Atlanta, Ga.—Does the term “every state office” include the offices of the Georgia General Assembly? According to an opinion released yesterday by the Fifth Division of the Court of Appeals of Georgia, the answer is “no.”
The decision comes in the case of Institute for Justice v. Reilly, a lawsuit filed by the Institute for Justice (IJ) in response to Georgia officials’ refusal to turn over records related to the state’s music-therapy licensing law. With yesterday’s decision, a 2-1 majority of the appeals court sided with the state, holding that documents in possession of the General Assembly—and all of its related offices—were exempt from the state’s Open Records Act. “The General Assembly,” the Court reasoned, “is not subject to a law unless named therein or the intent that it be included [is] clear and unmistakable.”
The dissent, authored by Chief Judge McFadden, questioned the accuracy of the majority’s ruling, ultimately concluding that, “I would hold that the words ‘every state office’ are ‘clear and unmistakable’ on their face.”
“We are obviously disappointed by the decision of the Court of Appeals,” said IJ Senior Vice President and Litigation Director Dana Berliner. “Open access to public records is vital in any free society. The purpose of the Open Records Act is to allow people to fully understand how their government operates and how lawmakers and agencies make decisions. Government should not keep secrets about how it governs.”
The ruling in Georgia reflects a troubling trend at the local, state and federal levels, as governments and agencies are stonewalling requests from the very citizens, journalists and activist groups that keep an eye on them. In this case, the government’s argument—that the General Assembly is not explicitly mentioned in Georgia’s Open Records Act and thus the General Assembly effectively exempted itself from its own law—is particularly concerning. If courts refuse to enforce a law that applies to the entire government and instead write in a blanket exception for the whole legislative branch, the outcome will be to limit citizens’ access to truthful information and insulate government from public scrutiny. This is precisely the scenario that our laws were designed to prevent.
Yesterday’s ruling is not the end of the road.
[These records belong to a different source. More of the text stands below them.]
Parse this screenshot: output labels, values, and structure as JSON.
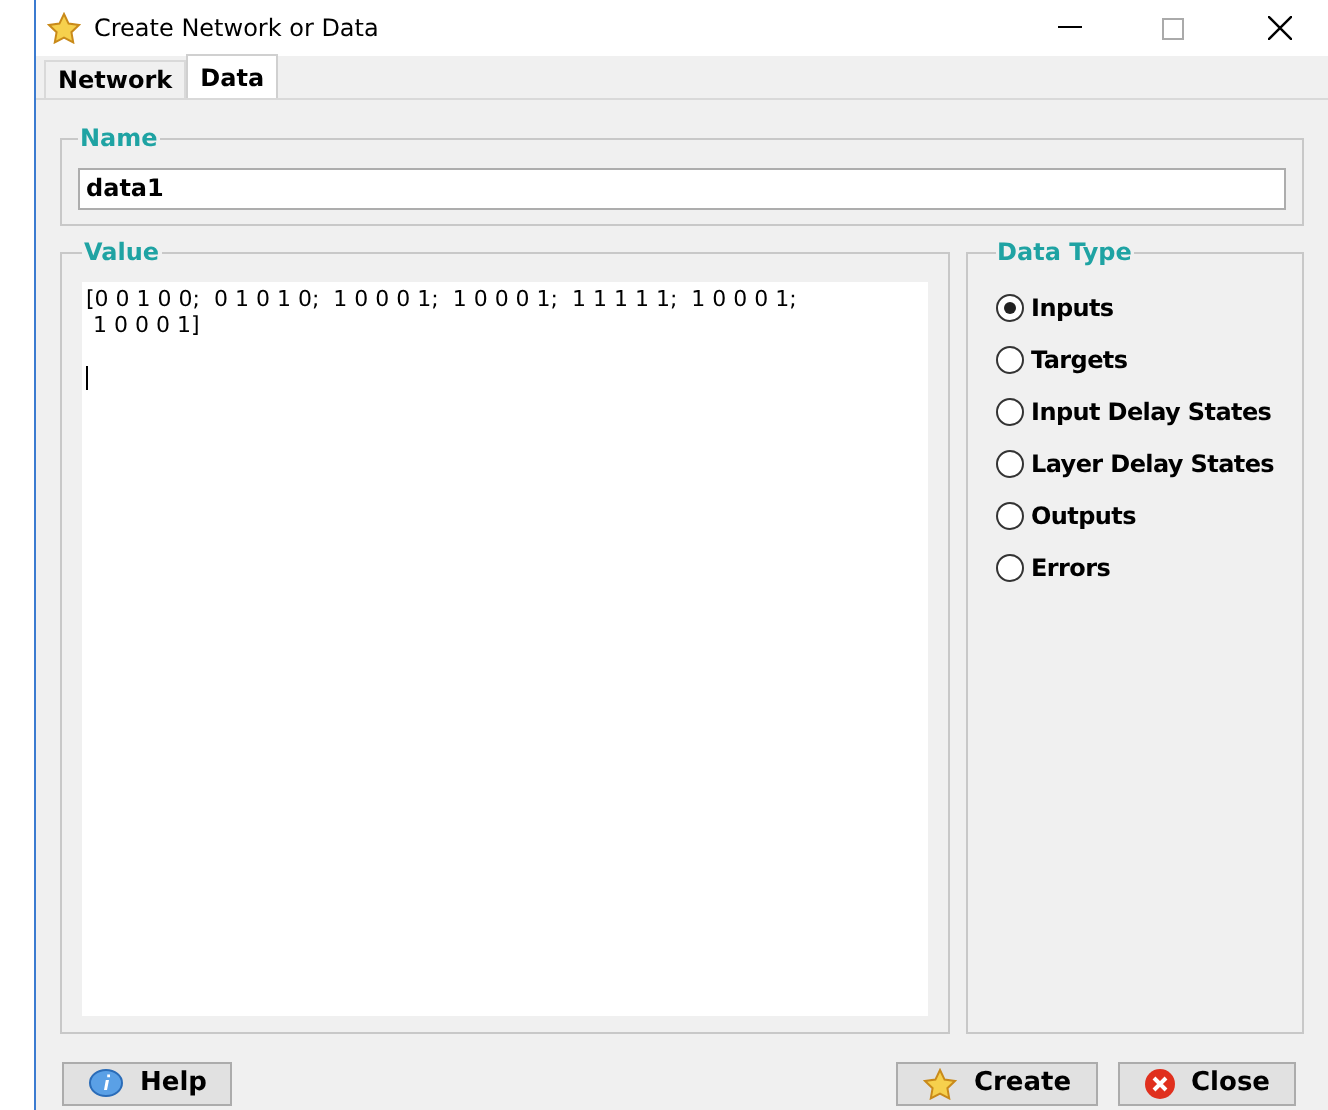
{
  "window": {
    "title": "Create Network or Data"
  },
  "tabs": [
    {
      "label": "Network",
      "selected": false
    },
    {
      "label": "Data",
      "selected": true
    }
  ],
  "name": {
    "legend": "Name",
    "value": "data1"
  },
  "value": {
    "legend": "Value",
    "text": "[0 0 1 0 0;  0 1 0 1 0;  1 0 0 0 1;  1 0 0 0 1;  1 1 1 1 1;  1 0 0 0 1;\n 1 0 0 0 1]"
  },
  "data_type": {
    "legend": "Data Type",
    "options": [
      {
        "label": "Inputs",
        "selected": true
      },
      {
        "label": "Targets",
        "selected": false
      },
      {
        "label": "Input Delay States",
        "selected": false
      },
      {
        "label": "Layer Delay States",
        "selected": false
      },
      {
        "label": "Outputs",
        "selected": false
      },
      {
        "label": "Errors",
        "selected": false
      }
    ]
  },
  "buttons": [
    {
      "kind": "help",
      "label": "Help"
    },
    {
      "kind": "create",
      "label": "Create"
    },
    {
      "kind": "close",
      "label": "Close"
    }
  ]
}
IJ, which is represented in the action by Alex Harris, Mark Perry, Matt Reagan and Matt Gregory with the law firm Gibson Dunn and Darrell Sutton of the Sutton Law Group, plans to appeal the decision to the Georgia Supreme Court. “The people of Georgia deserve access to public records, just as the plain language of their Open Records Act demands,” said Berliner. “By appealing this decision to the Georgia Supreme Court, we hope to secure a ruling that the General Assembly and its officers are subject to the law just like every other governing body in Georgia.”